The ruling, which will be posted at 10 a.m., will also determine whether an estimated 18,000 same-sex marriages will continue to be recognized by the state.
Gay rights lawyers have argued that the ballot measure was an illegal constitutional revision rather than a more limited amendment. Atty. Gen. Jerry Brown urged the court to reject the measure on different grounds. He contended the proposition was unconstitutional because it took away an inalienable right without compelling justification.
Chief Justice Ronald M. George and Justice Joyce L. Kennard will cast key votes in the case. They were part of the four-judge majority that gave gays the right to marry last May, but both indicated at oral argument that they were not persuaded the measure was unconstitutional.
The court’s majority decision should be revealed in the first or second page of the ruling and reiterated in its last paragraph. Separate concurring and dissenting opinions follow.
Counting votes may be tricky because the court is dealing with three different legal issues: the revision challenge, the attorney general’s challenge and the fate of existing same-sex marriages.
The court’s vote on whether Proposition 8 is an impermissible revision, for example, will probably differ from its vote on whether existing marriages should continue to be recognized by the state.
Justices who disagree with the majority file dissents. If they agree with only part of the majority decision, they file an opinion called a partial concurrence and dissent.
During oral argument in March, every justice expressed support for upholding existing marriages. Justice Carlos M. Moreno indicated he believed Proposition 8 was an illegal revision, indicating he would dissent on that question

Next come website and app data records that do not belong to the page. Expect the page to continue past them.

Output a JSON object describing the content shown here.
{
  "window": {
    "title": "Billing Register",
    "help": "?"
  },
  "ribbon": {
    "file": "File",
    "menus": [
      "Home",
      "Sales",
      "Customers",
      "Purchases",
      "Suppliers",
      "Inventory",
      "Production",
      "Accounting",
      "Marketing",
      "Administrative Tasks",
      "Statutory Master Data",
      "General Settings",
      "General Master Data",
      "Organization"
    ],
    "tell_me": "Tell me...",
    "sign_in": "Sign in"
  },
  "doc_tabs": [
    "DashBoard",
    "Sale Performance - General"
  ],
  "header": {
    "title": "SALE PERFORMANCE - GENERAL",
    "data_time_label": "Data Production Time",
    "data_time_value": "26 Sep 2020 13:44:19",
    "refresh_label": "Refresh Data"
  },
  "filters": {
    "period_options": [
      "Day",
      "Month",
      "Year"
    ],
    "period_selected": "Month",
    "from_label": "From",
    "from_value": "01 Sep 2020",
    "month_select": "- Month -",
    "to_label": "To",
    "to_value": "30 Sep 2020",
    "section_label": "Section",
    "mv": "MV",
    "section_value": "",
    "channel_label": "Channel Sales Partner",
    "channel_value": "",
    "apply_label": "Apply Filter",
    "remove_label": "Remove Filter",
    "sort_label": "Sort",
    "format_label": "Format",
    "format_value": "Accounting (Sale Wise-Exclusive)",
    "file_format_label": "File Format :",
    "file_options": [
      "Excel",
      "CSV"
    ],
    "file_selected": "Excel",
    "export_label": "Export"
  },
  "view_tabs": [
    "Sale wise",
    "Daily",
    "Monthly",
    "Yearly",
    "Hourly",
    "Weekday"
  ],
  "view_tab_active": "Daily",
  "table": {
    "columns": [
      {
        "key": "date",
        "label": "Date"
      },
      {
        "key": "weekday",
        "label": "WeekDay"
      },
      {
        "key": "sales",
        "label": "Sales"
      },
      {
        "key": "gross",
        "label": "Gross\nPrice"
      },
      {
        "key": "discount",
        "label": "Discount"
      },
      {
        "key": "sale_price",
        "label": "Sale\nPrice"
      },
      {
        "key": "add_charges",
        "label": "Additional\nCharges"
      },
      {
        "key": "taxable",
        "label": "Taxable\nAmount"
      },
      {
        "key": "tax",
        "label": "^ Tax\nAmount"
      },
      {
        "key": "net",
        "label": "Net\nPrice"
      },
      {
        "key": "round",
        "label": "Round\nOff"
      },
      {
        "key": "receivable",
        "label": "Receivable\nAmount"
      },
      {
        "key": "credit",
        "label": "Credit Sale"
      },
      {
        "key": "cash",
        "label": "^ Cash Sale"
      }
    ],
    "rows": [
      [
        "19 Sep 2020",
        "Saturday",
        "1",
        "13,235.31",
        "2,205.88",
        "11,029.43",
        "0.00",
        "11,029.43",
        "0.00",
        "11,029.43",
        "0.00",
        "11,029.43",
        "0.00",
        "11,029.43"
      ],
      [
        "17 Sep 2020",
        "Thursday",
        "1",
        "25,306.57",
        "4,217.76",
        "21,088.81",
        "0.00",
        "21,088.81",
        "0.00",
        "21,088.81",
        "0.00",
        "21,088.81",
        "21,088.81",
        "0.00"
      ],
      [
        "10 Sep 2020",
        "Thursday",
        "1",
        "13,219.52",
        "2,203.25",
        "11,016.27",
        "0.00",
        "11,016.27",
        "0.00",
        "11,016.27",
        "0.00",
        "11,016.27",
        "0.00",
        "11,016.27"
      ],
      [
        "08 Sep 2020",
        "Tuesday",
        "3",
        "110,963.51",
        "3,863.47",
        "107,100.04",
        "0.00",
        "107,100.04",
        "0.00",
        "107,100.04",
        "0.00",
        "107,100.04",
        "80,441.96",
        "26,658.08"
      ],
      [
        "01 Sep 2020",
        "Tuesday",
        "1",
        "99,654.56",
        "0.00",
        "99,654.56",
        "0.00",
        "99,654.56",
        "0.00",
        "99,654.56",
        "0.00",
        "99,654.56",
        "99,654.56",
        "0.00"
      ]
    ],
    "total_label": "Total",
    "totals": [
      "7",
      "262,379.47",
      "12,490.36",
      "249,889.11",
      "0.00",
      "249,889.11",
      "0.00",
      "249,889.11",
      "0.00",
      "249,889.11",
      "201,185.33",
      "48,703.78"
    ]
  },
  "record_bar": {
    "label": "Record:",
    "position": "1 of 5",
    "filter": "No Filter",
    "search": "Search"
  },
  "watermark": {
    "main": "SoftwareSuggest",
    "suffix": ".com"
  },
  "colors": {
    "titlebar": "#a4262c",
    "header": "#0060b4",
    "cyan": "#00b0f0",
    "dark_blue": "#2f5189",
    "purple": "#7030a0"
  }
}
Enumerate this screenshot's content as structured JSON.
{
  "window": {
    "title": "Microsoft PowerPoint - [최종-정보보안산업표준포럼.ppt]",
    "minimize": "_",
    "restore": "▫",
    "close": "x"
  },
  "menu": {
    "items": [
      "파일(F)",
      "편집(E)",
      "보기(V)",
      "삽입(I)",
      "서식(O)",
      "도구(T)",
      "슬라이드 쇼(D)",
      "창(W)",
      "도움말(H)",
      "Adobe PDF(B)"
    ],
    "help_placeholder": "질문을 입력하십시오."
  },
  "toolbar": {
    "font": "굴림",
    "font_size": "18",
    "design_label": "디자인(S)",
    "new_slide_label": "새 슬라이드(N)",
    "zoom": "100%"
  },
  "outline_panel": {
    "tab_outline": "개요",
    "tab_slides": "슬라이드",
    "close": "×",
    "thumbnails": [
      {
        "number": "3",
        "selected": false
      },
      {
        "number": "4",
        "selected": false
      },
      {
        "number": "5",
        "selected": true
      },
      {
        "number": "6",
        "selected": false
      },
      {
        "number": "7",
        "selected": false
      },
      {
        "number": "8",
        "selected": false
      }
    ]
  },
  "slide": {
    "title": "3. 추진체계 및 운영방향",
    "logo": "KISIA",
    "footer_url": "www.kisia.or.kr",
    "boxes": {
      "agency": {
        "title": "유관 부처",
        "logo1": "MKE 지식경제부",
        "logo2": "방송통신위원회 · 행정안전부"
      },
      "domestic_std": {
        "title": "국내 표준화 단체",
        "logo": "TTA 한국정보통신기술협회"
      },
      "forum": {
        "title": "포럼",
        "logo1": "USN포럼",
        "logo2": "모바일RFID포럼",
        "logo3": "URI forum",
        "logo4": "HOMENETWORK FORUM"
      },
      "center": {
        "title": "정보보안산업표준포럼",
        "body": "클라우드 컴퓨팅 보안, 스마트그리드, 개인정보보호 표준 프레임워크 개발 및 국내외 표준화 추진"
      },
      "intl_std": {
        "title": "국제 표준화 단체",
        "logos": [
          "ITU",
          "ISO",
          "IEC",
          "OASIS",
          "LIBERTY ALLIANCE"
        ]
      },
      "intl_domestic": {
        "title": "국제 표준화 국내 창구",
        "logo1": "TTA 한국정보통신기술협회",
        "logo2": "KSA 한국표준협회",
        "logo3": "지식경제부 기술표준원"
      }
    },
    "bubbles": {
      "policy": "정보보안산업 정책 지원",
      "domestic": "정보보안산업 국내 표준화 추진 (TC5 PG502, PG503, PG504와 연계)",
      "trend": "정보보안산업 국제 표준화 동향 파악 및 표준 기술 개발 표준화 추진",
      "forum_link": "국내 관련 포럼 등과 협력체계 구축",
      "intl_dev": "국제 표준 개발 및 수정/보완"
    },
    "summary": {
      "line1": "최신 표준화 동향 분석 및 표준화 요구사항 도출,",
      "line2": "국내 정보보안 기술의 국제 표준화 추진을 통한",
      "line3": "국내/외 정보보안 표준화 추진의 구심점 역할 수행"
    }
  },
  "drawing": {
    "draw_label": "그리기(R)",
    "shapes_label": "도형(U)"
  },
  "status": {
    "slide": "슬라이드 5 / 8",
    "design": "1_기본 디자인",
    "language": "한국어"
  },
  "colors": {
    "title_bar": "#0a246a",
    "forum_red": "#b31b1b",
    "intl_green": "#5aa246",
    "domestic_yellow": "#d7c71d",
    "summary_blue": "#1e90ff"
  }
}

Moreno might be joined by Justice Kathryn Mickle Werdegar, a former civil rights lawyer who stressed the court was dealing with a novel legal question. Werdegar, however, did not join Moreno in voting to put the measure on hold pending the court’s ruling.